Building a portfolio is the process of selecting a combination of assets that are best suited to help you reach your goals. Another brokerage account option is a robo-advisor, which is best for those who have clear, straightforward investing goals. The advantages of using robo-advisors include lower fees compared to a human financial advisor and automatic rebalancing to name a few. It’s also a smart idea to get rid of any high-interest debt (like credit cards) before starting to invest. Think of it this way — the stock market has historically produced returns of 9% to 10% annually over long periods. For long-term goals, your portfolio can be more aggressive and take more risks — potentially leading to higher returns — so you may opt to own more stocks than bonds. (See our lineup of best brokers for beginning investors.) Of course, you’re not investing until you actually add money to the account, something you’ll want to do regularly for the best results.
With a broker, you can open an individual retirement account, also known as an IRA, or you can open a taxable brokerage account if you’re already saving adequately for retirement in an employer 401(k) or other plan. With many brokerage accounts, you can start investing for the price of a single share of stock.
Before trading options, please read the Characteristics and Risks of Standardized Options. Supporting documentation for any claims, if applicable, will be furnished upon request. For an automated solution, robo-advisors or automated investment platforms are cost-effective and pretty effortless when investing. According to Charles Schwab, 58% of Americans say they will use some sort of robo-advisor by 2025.
The same logic applies to stocks, where dividend and earnings yields (the main sources of equity returns) fell alongside interest rates. Again, one result was the windfall valuation gains enjoyed by shareholders.

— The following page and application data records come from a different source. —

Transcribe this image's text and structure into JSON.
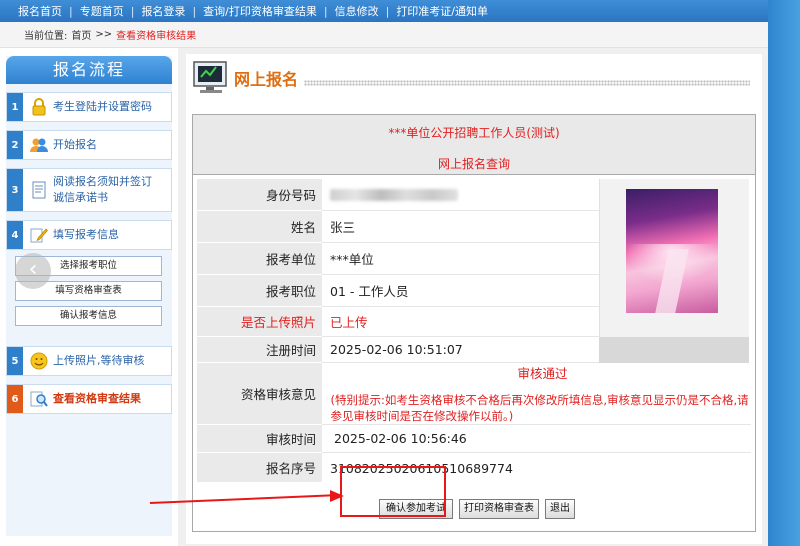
{
  "topnav": {
    "items": [
      "报名首页",
      "专题首页",
      "报名登录",
      "查询/打印资格审查结果",
      "信息修改",
      "打印准考证/通知单"
    ],
    "separator": "|"
  },
  "breadcrumb": {
    "prefix": "当前位置:",
    "home": "首页",
    "arrow": ">>",
    "current": "查看资格审核结果"
  },
  "sidebar": {
    "title": "报名流程",
    "steps": [
      {
        "num": "1",
        "label": "考生登陆并设置密码",
        "icon": "lock-icon"
      },
      {
        "num": "2",
        "label": "开始报名",
        "icon": "users-icon"
      },
      {
        "num": "3",
        "label": "阅读报名须知并签订诚信承诺书",
        "icon": "document-icon"
      },
      {
        "num": "4",
        "label": "填写报考信息",
        "icon": "pencil-icon"
      },
      {
        "num": "5",
        "label": "上传照片,等待审核",
        "icon": "smiley-icon"
      },
      {
        "num": "6",
        "label": "查看资格审查结果",
        "icon": "magnifier-icon"
      }
    ],
    "substeps": [
      "选择报考职位",
      "填写资格审查表",
      "确认报考信息"
    ],
    "back_glyph": "‹"
  },
  "main": {
    "section_title": "网上报名",
    "header_line1": "***单位公开招聘工作人员(测试)",
    "header_line2": "网上报名查询",
    "fields": {
      "id_label": "身份号码",
      "name_label": "姓名",
      "name_value": "张三",
      "unit_label": "报考单位",
      "unit_value": "***单位",
      "position_label": "报考职位",
      "position_value": "01 - 工作人员",
      "photo_label": "是否上传照片",
      "photo_value": "已上传",
      "register_label": "注册时间",
      "register_value": "2025-02-06 10:51:07",
      "opinion_label": "资格审核意见",
      "opinion_status": "审核通过",
      "opinion_note": "(特别提示:如考生资格审核不合格后再次修改所填信息,审核意见显示仍是不合格,请参见审核时间是否在修改操作以前。)",
      "review_time_label": "审核时间",
      "review_time_value": "2025-02-06 10:56:46",
      "serial_label": "报名序号",
      "serial_value": "31082025020610510689774"
    },
    "buttons": {
      "confirm": "确认参加考试",
      "print": "打印资格审查表",
      "exit": "退出"
    }
  },
  "colors": {
    "nav_blue": "#2b75c2",
    "title_orange": "#e06e10",
    "alert_red": "#e02020",
    "annotation_red": "#e81818"
  }
}
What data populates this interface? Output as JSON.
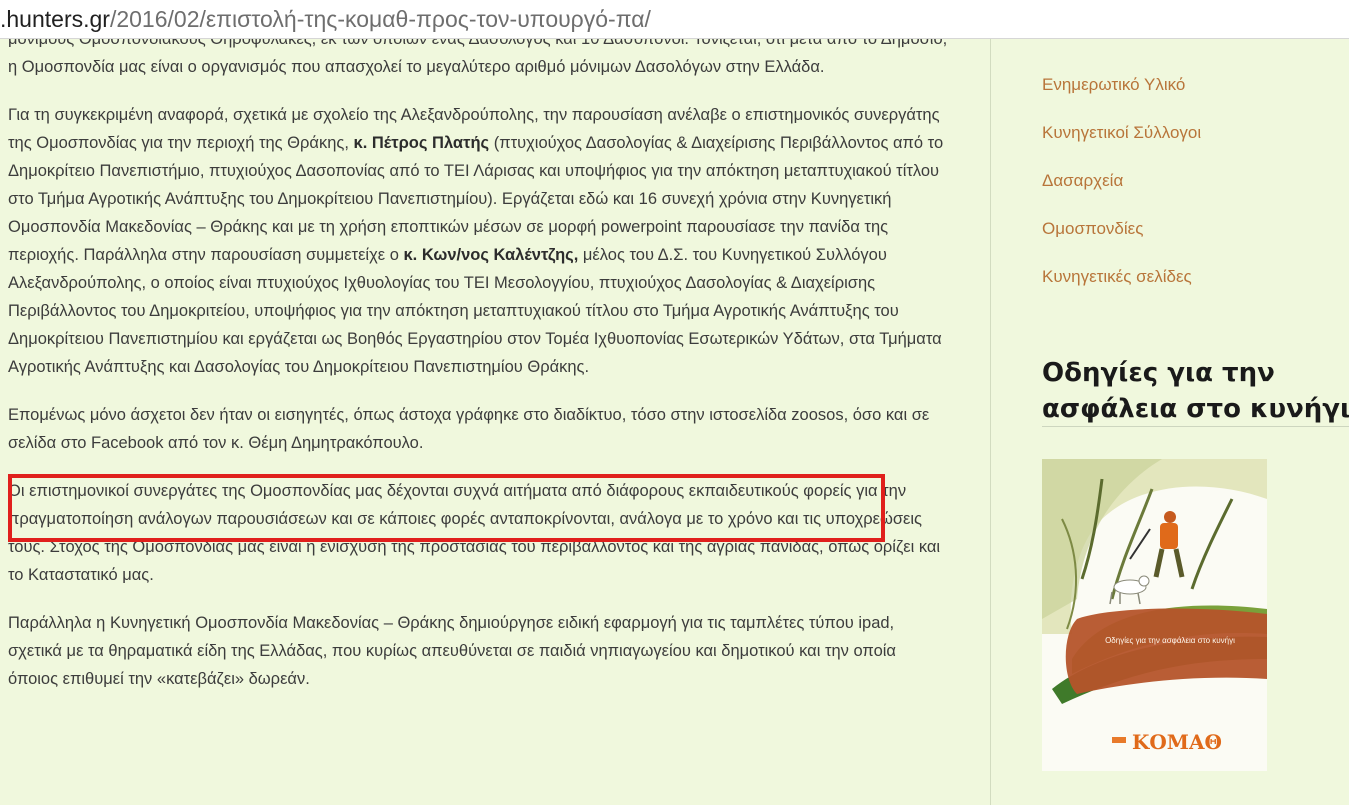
{
  "address_bar": {
    "domain": ".hunters.gr",
    "path": "/2016/02/επιστολή-της-κομαθ-προς-τον-υπουργό-πα/"
  },
  "article": {
    "p1": "μόνιμους Ομοσπονδιακούς Θηροφύλακες, εκ των οποίων ένας Δασολόγος και 10 Δασοπόνοι. Τονίζεται, ότι μετά από το Δημόσιο, η Ομοσπονδία μας είναι ο οργανισμός που απασχολεί το μεγαλύτερο αριθμό μόνιμων Δασολόγων στην Ελλάδα.",
    "p2_a": "Για τη συγκεκριμένη αναφορά, σχετικά με σχολείο της Αλεξανδρούπολης, την παρουσίαση ανέλαβε ο επιστημονικός συνεργάτης της Ομοσπονδίας για την περιοχή της Θράκης, ",
    "p2_name1": "κ. Πέτρος Πλατής",
    "p2_b": " (πτυχιούχος Δασολογίας & Διαχείρισης Περιβάλλοντος από το Δημοκρίτειο Πανεπιστήμιο, πτυχιούχος Δασοπονίας από το ΤΕΙ Λάρισας και υποψήφιος για την απόκτηση μεταπτυχιακού τίτλου στο Τμήμα Αγροτικής Ανάπτυξης του Δημοκρίτειου Πανεπιστημίου). Εργάζεται εδώ και 16 συνεχή χρόνια στην Κυνηγετική Ομοσπονδία Μακεδονίας – Θράκης και με τη χρήση εποπτικών μέσων σε μορφή powerpoint παρουσίασε την πανίδα της περιοχής. Παράλληλα στην παρουσίαση συμμετείχε ο ",
    "p2_name2": "κ. Κων/νος Καλέντζης,",
    "p2_c": " μέλος του Δ.Σ. του Κυνηγετικού Συλλόγου Αλεξανδρούπολης, ο οποίος είναι πτυχιούχος Ιχθυολογίας του ΤΕΙ Μεσολογγίου, πτυχιούχος Δασολογίας & Διαχείρισης Περιβάλλοντος του Δημοκριτείου, υποψήφιος για την απόκτηση μεταπτυχιακού τίτλου στο Τμήμα Αγροτικής Ανάπτυξης του Δημοκρίτειου Πανεπιστημίου και εργάζεται ως Βοηθός Εργαστηρίου στον Τομέα Ιχθυοπονίας Εσωτερικών Υδάτων, στα Τμήματα Αγροτικής Ανάπτυξης και Δασολογίας του Δημοκρίτειου Πανεπιστημίου Θράκης.",
    "p3": "Επομένως μόνο άσχετοι δεν ήταν οι εισηγητές, όπως άστοχα γράφηκε στο διαδίκτυο, τόσο στην ιστοσελίδα zoosos, όσο και σε σελίδα στο Facebook από τον κ. Θέμη Δημητρακόπουλο.",
    "p4": "Οι επιστημονικοί συνεργάτες της Ομοσπονδίας μας δέχονται συχνά αιτήματα από διάφορους εκπαιδευτικούς φορείς για την πραγματοποίηση ανάλογων παρουσιάσεων και σε κάποιες φορές ανταποκρίνονται, ανάλογα με το χρόνο και τις υποχρεώσεις τους. Στόχος της Ομοσπονδίας μας είναι η ενίσχυση της προστασίας του περιβάλλοντος και της άγριας πανίδας, όπως ορίζει και το Καταστατικό μας.",
    "p5": "Παράλληλα η Κυνηγετική Ομοσπονδία Μακεδονίας – Θράκης δημιούργησε ειδική εφαρμογή για τις ταμπλέτες τύπου ipad, σχετικά με τα θηραματικά είδη της Ελλάδας, που κυρίως απευθύνεται σε παιδιά νηπιαγωγείου και δημοτικού και την οποία όποιος επιθυμεί την «κατεβάζει» δωρεάν."
  },
  "highlight_color": "#e0201c",
  "sidebar": {
    "links": [
      "Ενημερωτικό Υλικό",
      "Κυνηγετικοί Σύλλογοι",
      "Δασαρχεία",
      "Ομοσπονδίες",
      "Κυνηγετικές σελίδες"
    ],
    "link_color": "#b8753a",
    "widget_title_line1": "Οδηγίες για την",
    "widget_title_line2": "ασφάλεια στο κυνήγι",
    "booklet": {
      "cover_title": "Οδηγίες για την ασφάλεια στο κυνήγι",
      "logo_text": "ΚΟΜΑΘ"
    }
  }
}
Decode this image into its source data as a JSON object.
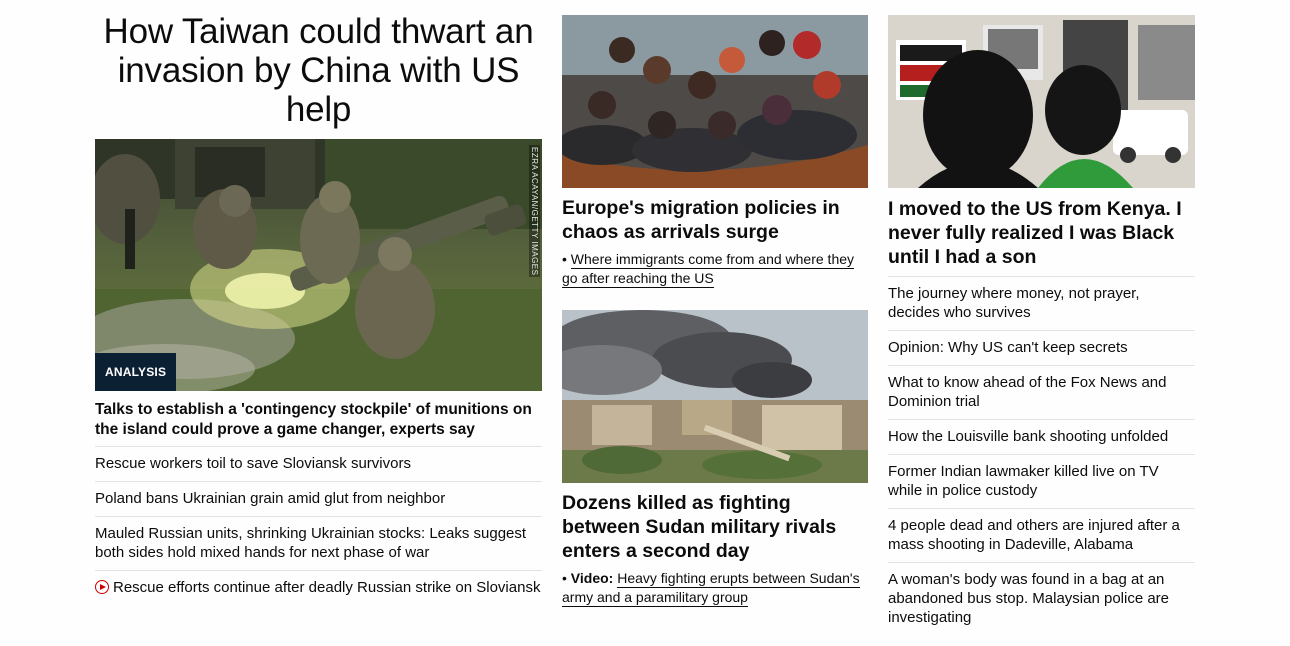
{
  "main_story": {
    "headline": "How Taiwan could thwart an invasion by China with US help",
    "image_credit": "EZRA ACAYAN/GETTY IMAGES",
    "badge": "ANALYSIS",
    "subheadline": "Talks to establish a 'contingency stockpile' of munitions on the island could prove a game changer, experts say",
    "links": [
      "Rescue workers toil to save Sloviansk survivors",
      "Poland bans Ukrainian grain amid glut from neighbor",
      "Mauled Russian units, shrinking Ukrainian stocks: Leaks suggest both sides hold mixed hands for next phase of war",
      "Rescue efforts continue after deadly Russian strike on Sloviansk"
    ]
  },
  "middle": {
    "card1": {
      "title": "Europe's migration policies in chaos as arrivals surge",
      "bullet": "•",
      "link": "Where immigrants come from and where they go after reaching the US"
    },
    "card2": {
      "title": "Dozens killed as fighting between Sudan military rivals enters a second day",
      "bullet": "•",
      "video_label": "Video:",
      "link": "Heavy fighting erupts between Sudan's army and a paramilitary group"
    }
  },
  "right": {
    "title": "I moved to the US from Kenya. I never fully realized I was Black until I had a son",
    "links": [
      "The journey where money, not prayer, decides who survives",
      "Opinion: Why US can't keep secrets",
      "What to know ahead of the Fox News and Dominion trial",
      "How the Louisville bank shooting unfolded",
      "Former Indian lawmaker killed live on TV while in police custody",
      "4 people dead and others are injured after a mass shooting in Dadeville, Alabama",
      "A woman's body was found in a bag at an abandoned bus stop. Malaysian police are investigating"
    ]
  },
  "colors": {
    "badge_bg": "#0c2033",
    "video_icon": "#cc0000",
    "divider": "#e3e3e3"
  }
}
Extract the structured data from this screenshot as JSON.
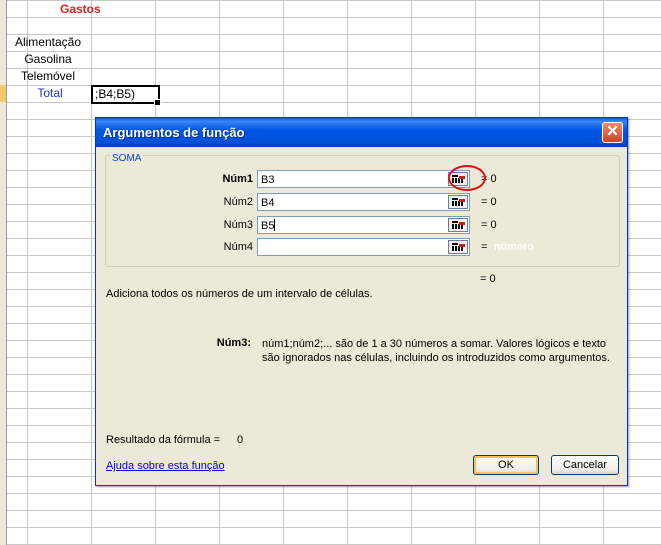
{
  "sheet": {
    "title": "Gastos",
    "rows": [
      "Alimentação",
      "Gasolina",
      "Telemóvel"
    ],
    "total_label": "Total",
    "active_cell_value": ";B4;B5)"
  },
  "dialog": {
    "title": "Argumentos de função",
    "close_glyph": "✕",
    "function_name": "SOMA",
    "args": [
      {
        "label": "Núm1",
        "value": "B3",
        "result": "= 0",
        "bold": true
      },
      {
        "label": "Núm2",
        "value": "B4",
        "result": "= 0"
      },
      {
        "label": "Núm3",
        "value": "B5",
        "result": "= 0"
      },
      {
        "label": "Núm4",
        "value": "",
        "result_eq": "=",
        "result": "número"
      }
    ],
    "overall_result": "= 0",
    "description": "Adiciona todos os números de um intervalo de células.",
    "help_arg_label": "Núm3:",
    "help_arg_text": "núm1;núm2;... são de 1 a 30 números a somar. Valores lógicos e texto são ignorados nas células, incluindo os introduzidos como argumentos.",
    "result_label": "Resultado da fórmula =",
    "result_value": "0",
    "help_link": "Ajuda sobre esta função",
    "ok_label": "OK",
    "cancel_label": "Cancelar"
  }
}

You can set up automatic transfers from your checking account to your investment account, or even directly from your paycheck if your employer allows that. Some accounts offer tax advantages if you’re investing for a specific purpose, like retirement. Keep in mind that you may be taxed or penalized if you pull your money out early, or for a reason not considered qualified by the plan rules.